■ Goal of the exercise
The expected copy holds every entry exactly and none of the pictures.

■ Dataset rows for apps and sites

--*--

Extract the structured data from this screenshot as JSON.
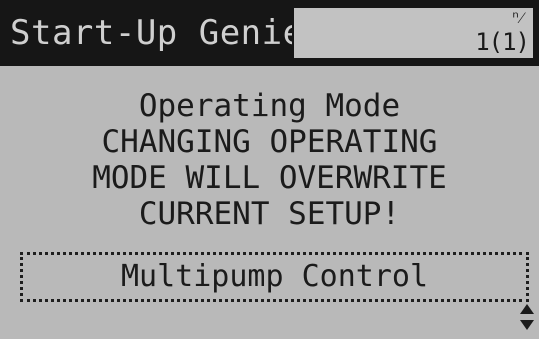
{
  "header": {
    "title": "Start-Up Genie",
    "page_indicator": "1(1)",
    "tab_icon": "ⁿ⁄"
  },
  "message": {
    "lines": [
      "Operating Mode",
      "CHANGING OPERATING",
      "MODE WILL OVERWRITE",
      "CURRENT SETUP!"
    ]
  },
  "selector": {
    "value": "Multipump Control"
  },
  "icons": {
    "scroll": "up-down-arrows-icon"
  },
  "colors": {
    "lcd_background": "#b9b9b9",
    "lcd_dark": "#161616"
  }
}
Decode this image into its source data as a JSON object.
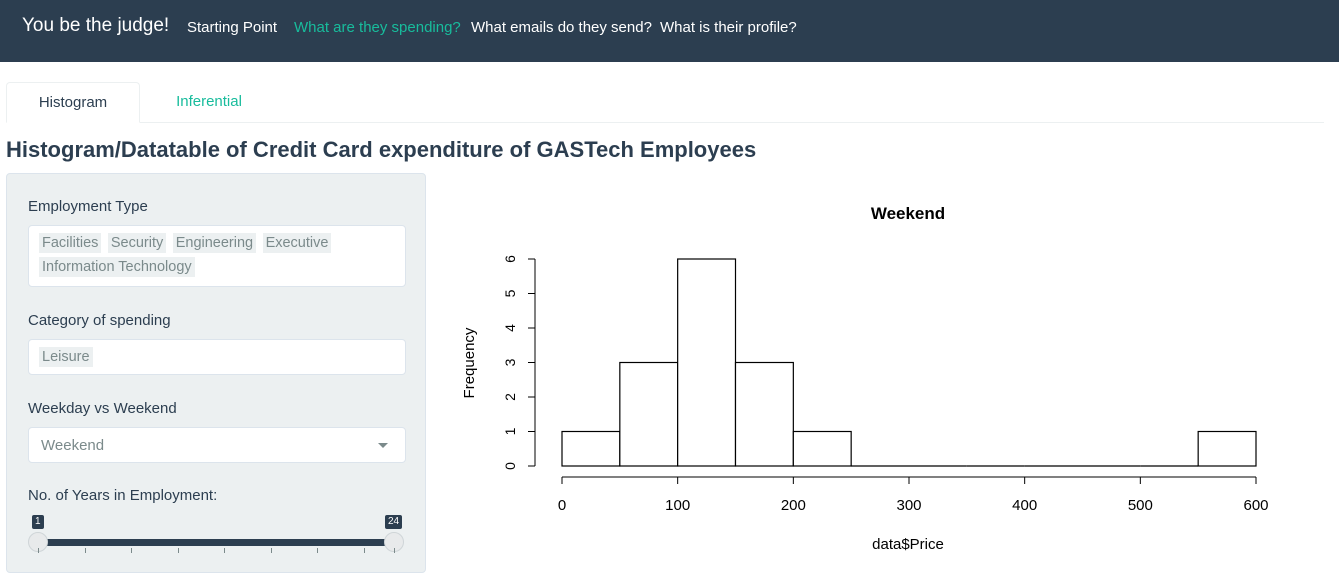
{
  "navbar": {
    "brand": "You be the judge!",
    "links": [
      {
        "label": "Starting Point",
        "active": false
      },
      {
        "label": "What are they spending?",
        "active": true
      },
      {
        "label": "What emails do they send?",
        "active": false
      },
      {
        "label": "What is their profile?",
        "active": false
      }
    ]
  },
  "tabs": [
    {
      "label": "Histogram",
      "active": true
    },
    {
      "label": "Inferential",
      "active": false
    }
  ],
  "page_title": "Histogram/Datatable of Credit Card expenditure of GASTech Employees",
  "sidebar": {
    "employment_type": {
      "label": "Employment Type",
      "selected": [
        "Facilities",
        "Security",
        "Engineering",
        "Executive",
        "Information Technology"
      ]
    },
    "category": {
      "label": "Category of spending",
      "selected": [
        "Leisure"
      ]
    },
    "day_type": {
      "label": "Weekday vs Weekend",
      "value": "Weekend"
    },
    "years": {
      "label": "No. of Years in Employment:",
      "min_value": "1",
      "max_value": "24"
    }
  },
  "colors": {
    "navbar": "#2c3e50",
    "accent": "#18bc9c",
    "sidebar_bg": "#ecf0f1"
  },
  "icons": {
    "dropdown": "caret-down-icon"
  },
  "chart_data": {
    "type": "bar",
    "title": "Weekend",
    "xlabel": "data$Price",
    "ylabel": "Frequency",
    "bins": [
      {
        "from": 0,
        "to": 50,
        "count": 1
      },
      {
        "from": 50,
        "to": 100,
        "count": 3
      },
      {
        "from": 100,
        "to": 150,
        "count": 6
      },
      {
        "from": 150,
        "to": 200,
        "count": 3
      },
      {
        "from": 200,
        "to": 250,
        "count": 1
      },
      {
        "from": 250,
        "to": 300,
        "count": 0
      },
      {
        "from": 300,
        "to": 350,
        "count": 0
      },
      {
        "from": 350,
        "to": 400,
        "count": 0
      },
      {
        "from": 400,
        "to": 450,
        "count": 0
      },
      {
        "from": 450,
        "to": 500,
        "count": 0
      },
      {
        "from": 500,
        "to": 550,
        "count": 0
      },
      {
        "from": 550,
        "to": 600,
        "count": 1
      }
    ],
    "xlim": [
      0,
      600
    ],
    "ylim": [
      0,
      6
    ],
    "x_ticks": [
      0,
      100,
      200,
      300,
      400,
      500,
      600
    ],
    "y_ticks": [
      0,
      1,
      2,
      3,
      4,
      5,
      6
    ],
    "grid": false
  }
}
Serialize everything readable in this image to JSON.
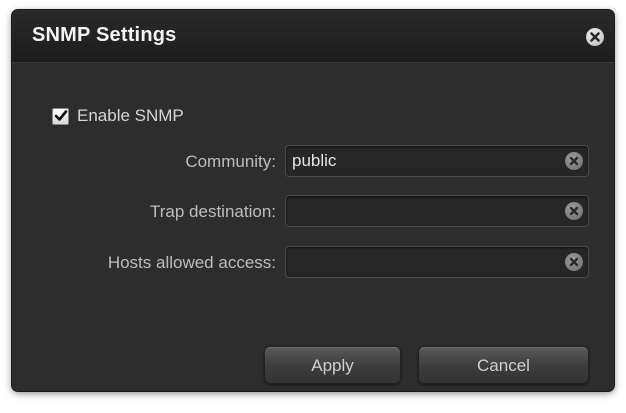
{
  "dialog": {
    "title": "SNMP Settings",
    "close_icon": "close-circle-icon"
  },
  "enable_snmp": {
    "label": "Enable SNMP",
    "checked": true
  },
  "fields": {
    "community": {
      "label": "Community:",
      "value": "public",
      "clear_icon": "clear-circle-icon"
    },
    "trap_destination": {
      "label": "Trap destination:",
      "value": "",
      "clear_icon": "clear-circle-icon"
    },
    "hosts_allowed": {
      "label": "Hosts allowed access:",
      "value": "",
      "clear_icon": "clear-circle-icon"
    }
  },
  "buttons": {
    "apply": "Apply",
    "cancel": "Cancel"
  }
}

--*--

■ Answer space
Extract the structured data from this screenshot as JSON.
{
  "header": {
    "title": "Start-Up Genie",
    "page_indicator": "1(1)",
    "tab_icon": "ⁿ⁄"
  },
  "message": {
    "lines": [
      "Operating Mode",
      "CHANGING OPERATING",
      "MODE WILL OVERWRITE",
      "CURRENT SETUP!"
    ]
  },
  "selector": {
    "value": "Multipump Control"
  },
  "icons": {
    "scroll": "up-down-arrows-icon"
  },
  "colors": {
    "lcd_background": "#b9b9b9",
    "lcd_dark": "#161616"
  }
}
Decode this image into its source data as a JSON object.
{
  "navbar": {
    "brand": "You be the judge!",
    "links": [
      {
        "label": "Starting Point",
        "active": false
      },
      {
        "label": "What are they spending?",
        "active": true
      },
      {
        "label": "What emails do they send?",
        "active": false
      },
      {
        "label": "What is their profile?",
        "active": false
      }
    ]
  },
  "tabs": [
    {
      "label": "Histogram",
      "active": true
    },
    {
      "label": "Inferential",
      "active": false
    }
  ],
  "page_title": "Histogram/Datatable of Credit Card expenditure of GASTech Employees",
  "sidebar": {
    "employment_type": {
      "label": "Employment Type",
      "selected": [
        "Facilities",
        "Security",
        "Engineering",
        "Executive",
        "Information Technology"
      ]
    },
    "category": {
      "label": "Category of spending",
      "selected": [
        "Leisure"
      ]
    },
    "day_type": {
      "label": "Weekday vs Weekend",
      "value": "Weekend"
    },
    "years": {
      "label": "No. of Years in Employment:",
      "min_value": "1",
      "max_value": "24"
    }
  },
  "colors": {
    "navbar": "#2c3e50",
    "accent": "#18bc9c",
    "sidebar_bg": "#ecf0f1"
  },
  "icons": {
    "dropdown": "caret-down-icon"
  },
  "chart_data": {
    "type": "bar",
    "title": "Weekend",
    "xlabel": "data$Price",
    "ylabel": "Frequency",
    "bins": [
      {
        "from": 0,
        "to": 50,
        "count": 1
      },
      {
        "from": 50,
        "to": 100,
        "count": 3
      },
      {
        "from": 100,
        "to": 150,
        "count": 6
      },
      {
        "from": 150,
        "to": 200,
        "count": 3
      },
      {
        "from": 200,
        "to": 250,
        "count": 1
      },
      {
        "from": 250,
        "to": 300,
        "count": 0
      },
      {
        "from": 300,
        "to": 350,
        "count": 0
      },
      {
        "from": 350,
        "to": 400,
        "count": 0
      },
      {
        "from": 400,
        "to": 450,
        "count": 0
      },
      {
        "from": 450,
        "to": 500,
        "count": 0
      },
      {
        "from": 500,
        "to": 550,
        "count": 0
      },
      {
        "from": 550,
        "to": 600,
        "count": 1
      }
    ],
    "xlim": [
      0,
      600
    ],
    "ylim": [
      0,
      6
    ],
    "x_ticks": [
      0,
      100,
      200,
      300,
      400,
      500,
      600
    ],
    "y_ticks": [
      0,
      1,
      2,
      3,
      4,
      5,
      6
    ],
    "grid": false
  }
}
Serialize everything readable in this image to JSON.
{
  "dialog": {
    "title": "SNMP Settings",
    "close_icon": "close-circle-icon"
  },
  "enable_snmp": {
    "label": "Enable SNMP",
    "checked": true
  },
  "fields": {
    "community": {
      "label": "Community:",
      "value": "public",
      "clear_icon": "clear-circle-icon"
    },
    "trap_destination": {
      "label": "Trap destination:",
      "value": "",
      "clear_icon": "clear-circle-icon"
    },
    "hosts_allowed": {
      "label": "Hosts allowed access:",
      "value": "",
      "clear_icon": "clear-circle-icon"
    }
  },
  "buttons": {
    "apply": "Apply",
    "cancel": "Cancel"
  }
}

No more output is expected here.